DEPARTMENT STORES IN Dublin city centre enjoyed a good run in recent months – but maintaining footfall has proved a challenge because of the ongoing Luas Cross City works.
According to the latest business monitor by Ibec group Retail Ireland, department stores around the country enjoyed an “overall positive” period from April to June of this year.
“However, Dublin city centre footfall remains difficult,” it said, “and the ongoing Luas Cross City works will continue to prove challenging through to the end of quarter three 2017.”
The building of the new Luas connection started in 2013 and the €360 million project is expected to be up and running by the end of this year.
The latest disruption occurred over the bank holiday weekend when the capital’s south quays were closed to facilitate construction. However, the works on Burgh and Aston quays were completed ahead of schedule.
Elsewhere in Retail Ireland’s report, the business group said that DIY stores reported a good performance in the second quarter of this year.
This was attributed to a strong April “driven by the timing of Easter and benign weather conditions” that pushed up gardening equipment sales.

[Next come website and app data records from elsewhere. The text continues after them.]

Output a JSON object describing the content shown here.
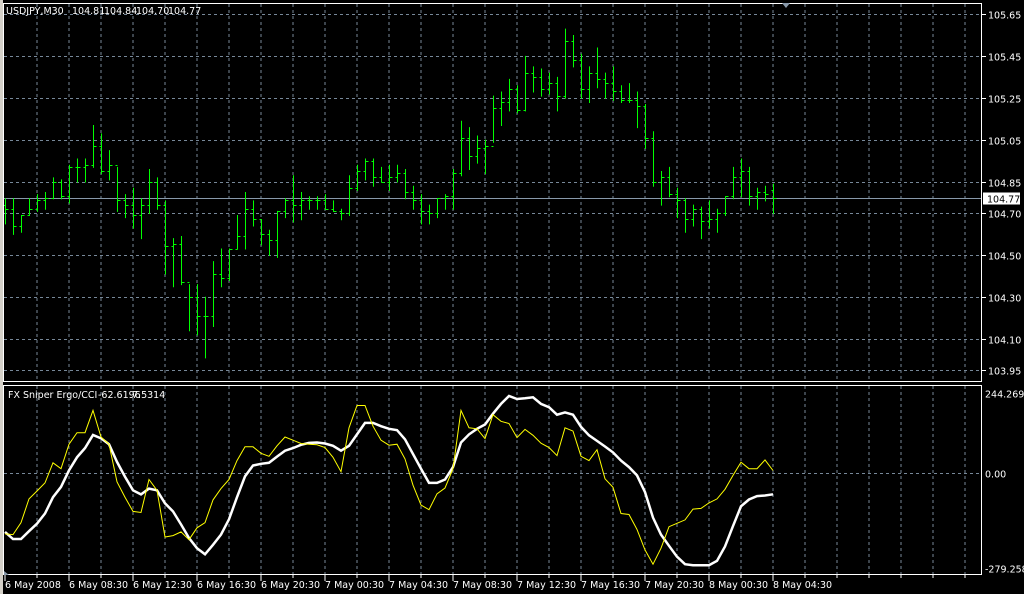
{
  "header": {
    "symbol": "USDJPY,M30",
    "open": "104.81",
    "high": "104.84",
    "low": "104.70",
    "close": "104.77"
  },
  "indicator": {
    "name": "FX Sniper Ergo/CCI",
    "value1": "-62.6196",
    "value2": "7.5314"
  },
  "colors": {
    "background": "#000000",
    "bars": "#00ff00",
    "grid": "#778899",
    "frame": "#ffffff",
    "ergo_line": "#ffffff",
    "cci_line": "#ffff00",
    "price_line": "#8899aa"
  },
  "price_axis": {
    "labels": [
      "105.65",
      "105.45",
      "105.25",
      "105.05",
      "104.85",
      "104.70",
      "104.50",
      "104.30",
      "104.10",
      "103.95"
    ],
    "current_price": "104.77"
  },
  "indicator_axis": {
    "labels": [
      "244.269",
      "0.00",
      "-279.258"
    ]
  },
  "time_axis": {
    "labels": [
      "6 May 2008",
      "6 May 08:30",
      "6 May 12:30",
      "6 May 16:30",
      "6 May 20:30",
      "7 May 00:30",
      "7 May 04:30",
      "7 May 08:30",
      "7 May 12:30",
      "7 May 16:30",
      "7 May 20:30",
      "8 May 00:30",
      "8 May 04:30"
    ]
  },
  "chart_data": [
    {
      "type": "ohlc",
      "symbol": "USDJPY",
      "timeframe": "M30",
      "ylim": [
        103.95,
        105.65
      ],
      "grid": true,
      "close": [
        104.72,
        104.64,
        104.69,
        104.72,
        104.76,
        104.77,
        104.85,
        104.78,
        104.92,
        104.92,
        104.93,
        105.02,
        104.9,
        104.93,
        104.76,
        104.74,
        104.69,
        104.74,
        104.85,
        104.74,
        104.54,
        104.55,
        104.37,
        104.3,
        104.21,
        104.21,
        104.41,
        104.39,
        104.53,
        104.59,
        104.72,
        104.67,
        104.6,
        104.57,
        104.71,
        104.76,
        104.74,
        104.76,
        104.76,
        104.76,
        104.72,
        104.71,
        104.7,
        104.82,
        104.9,
        104.95,
        104.87,
        104.85,
        104.87,
        104.89,
        104.8,
        104.76,
        104.71,
        104.7,
        104.77,
        104.78,
        104.89,
        105.06,
        104.97,
        105.01,
        105.02,
        105.2,
        105.23,
        105.29,
        105.19,
        105.37,
        105.35,
        105.29,
        105.32,
        105.26,
        105.52,
        105.43,
        105.29,
        105.37,
        105.34,
        105.32,
        105.28,
        105.24,
        105.24,
        105.21,
        105.06,
        104.85,
        104.87,
        104.79,
        104.76,
        104.67,
        104.72,
        104.66,
        104.67,
        104.7,
        104.78,
        104.87,
        104.9,
        104.78,
        104.8,
        104.79,
        104.77
      ],
      "high": [
        104.77,
        104.77,
        104.69,
        104.77,
        104.79,
        104.8,
        104.87,
        104.86,
        104.93,
        104.96,
        104.96,
        105.12,
        105.08,
        105.0,
        104.92,
        104.79,
        104.82,
        104.77,
        104.91,
        104.87,
        104.76,
        104.58,
        104.59,
        104.36,
        104.36,
        104.3,
        104.47,
        104.53,
        104.53,
        104.69,
        104.8,
        104.76,
        104.67,
        104.62,
        104.71,
        104.77,
        104.88,
        104.8,
        104.78,
        104.78,
        104.79,
        104.76,
        104.72,
        104.88,
        104.93,
        104.96,
        104.96,
        104.92,
        104.93,
        104.93,
        104.91,
        104.83,
        104.79,
        104.74,
        104.77,
        104.79,
        104.91,
        105.14,
        105.11,
        105.07,
        105.05,
        105.26,
        105.28,
        105.34,
        105.31,
        105.45,
        105.4,
        105.39,
        105.37,
        105.35,
        105.58,
        105.55,
        105.46,
        105.4,
        105.49,
        105.37,
        105.4,
        105.31,
        105.32,
        105.28,
        105.22,
        105.09,
        104.9,
        104.92,
        104.82,
        104.77,
        104.74,
        104.73,
        104.76,
        104.72,
        104.78,
        104.92,
        104.96,
        104.92,
        104.82,
        104.83,
        104.84
      ],
      "low": [
        104.65,
        104.6,
        104.61,
        104.69,
        104.71,
        104.72,
        104.77,
        104.77,
        104.75,
        104.85,
        104.85,
        104.92,
        104.89,
        104.86,
        104.71,
        104.68,
        104.63,
        104.58,
        104.7,
        104.72,
        104.41,
        104.35,
        104.36,
        104.14,
        104.12,
        104.01,
        104.16,
        104.35,
        104.38,
        104.53,
        104.53,
        104.64,
        104.55,
        104.5,
        104.49,
        104.68,
        104.66,
        104.67,
        104.72,
        104.72,
        104.72,
        104.71,
        104.67,
        104.69,
        104.81,
        104.86,
        104.83,
        104.85,
        104.81,
        104.85,
        104.77,
        104.72,
        104.65,
        104.65,
        104.68,
        104.72,
        104.72,
        104.88,
        104.91,
        104.94,
        104.89,
        105.04,
        105.12,
        105.19,
        105.18,
        105.19,
        105.28,
        105.26,
        105.27,
        105.19,
        105.25,
        105.4,
        105.25,
        105.23,
        105.3,
        105.25,
        105.24,
        105.23,
        105.23,
        105.11,
        105.01,
        104.83,
        104.74,
        104.78,
        104.68,
        104.61,
        104.64,
        104.58,
        104.63,
        104.61,
        104.69,
        104.77,
        104.78,
        104.74,
        104.72,
        104.76,
        104.7
      ],
      "last_open": 104.81
    },
    {
      "type": "line",
      "title": "FX Sniper Ergo/CCI",
      "ylim": [
        -279.258,
        244.269
      ],
      "grid": true,
      "series": [
        {
          "color": "#ffffff",
          "values": [
            -173,
            -194,
            -194,
            -171,
            -149,
            -119,
            -71,
            -41,
            8,
            48,
            76,
            116,
            106,
            88,
            34,
            -11,
            -51,
            -63,
            -46,
            -51,
            -89,
            -113,
            -151,
            -191,
            -221,
            -239,
            -211,
            -181,
            -136,
            -71,
            -10,
            23,
            28,
            31,
            50,
            68,
            76,
            86,
            92,
            93,
            90,
            83,
            68,
            83,
            118,
            153,
            153,
            143,
            135,
            131,
            103,
            58,
            13,
            -29,
            -29,
            -19,
            18,
            93,
            118,
            135,
            148,
            181,
            211,
            235,
            226,
            228,
            231,
            211,
            201,
            178,
            185,
            178,
            141,
            115,
            98,
            81,
            63,
            38,
            18,
            -7,
            -56,
            -131,
            -181,
            -214,
            -246,
            -268,
            -271,
            -271,
            -271,
            -258,
            -216,
            -156,
            -98,
            -78,
            -68,
            -66,
            -62.6196
          ]
        },
        {
          "color": "#ffff00",
          "values": [
            -179,
            -181,
            -146,
            -76,
            -53,
            -29,
            31,
            13,
            88,
            123,
            123,
            191,
            110,
            88,
            -26,
            -71,
            -113,
            -116,
            -19,
            -51,
            -188,
            -184,
            -173,
            -196,
            -161,
            -146,
            -79,
            -46,
            -19,
            38,
            80,
            80,
            60,
            51,
            83,
            110,
            100,
            90,
            88,
            86,
            78,
            48,
            4,
            138,
            206,
            206,
            143,
            100,
            85,
            88,
            43,
            -36,
            -94,
            -108,
            -61,
            -44,
            13,
            191,
            138,
            135,
            105,
            178,
            158,
            151,
            108,
            133,
            115,
            91,
            78,
            53,
            138,
            128,
            51,
            38,
            71,
            -17,
            -42,
            -119,
            -122,
            -166,
            -226,
            -268,
            -221,
            -158,
            -148,
            -138,
            -106,
            -104,
            -88,
            -76,
            -48,
            -7,
            33,
            13,
            13,
            40,
            7.5314
          ]
        }
      ]
    }
  ]
}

Fashion and footwear also had a good run, which Retail Ireland attributed to a bump in the number of Chinese tourists, who typically travel in large groups and spend more money on luxury goods.
With Budget 2018 on the horizon, Retail Ireland called on the government to “keep labour costs competitive”.
It claimed that the recent recommendation to increase the national minimum wage from from €9.25 per hour to €9.55 will “further increase labour costs at a time of heightened competitive pressure”.
Retailers also suggested that the government should introduce a tax-friendly scheme that would allow shop owners to offset the cost of developing a web store against their VAT returns.
Retail Ireland director Thomas Burke said that retailers “remain cautious and uncertain about what the second half of the year will bring”, even though the value of April-June shop sales grew 3.7% compared to the same three-month period last year.
“With prices now below 2008 levels, retailers remain addicted to deep discounting as a means of driving footfall and additional spend,” Burke said.
“At the same time, we continue to see government-controlled input costs growing and retailers’ margins dwindling, threatening the very existence of certain high street brands.”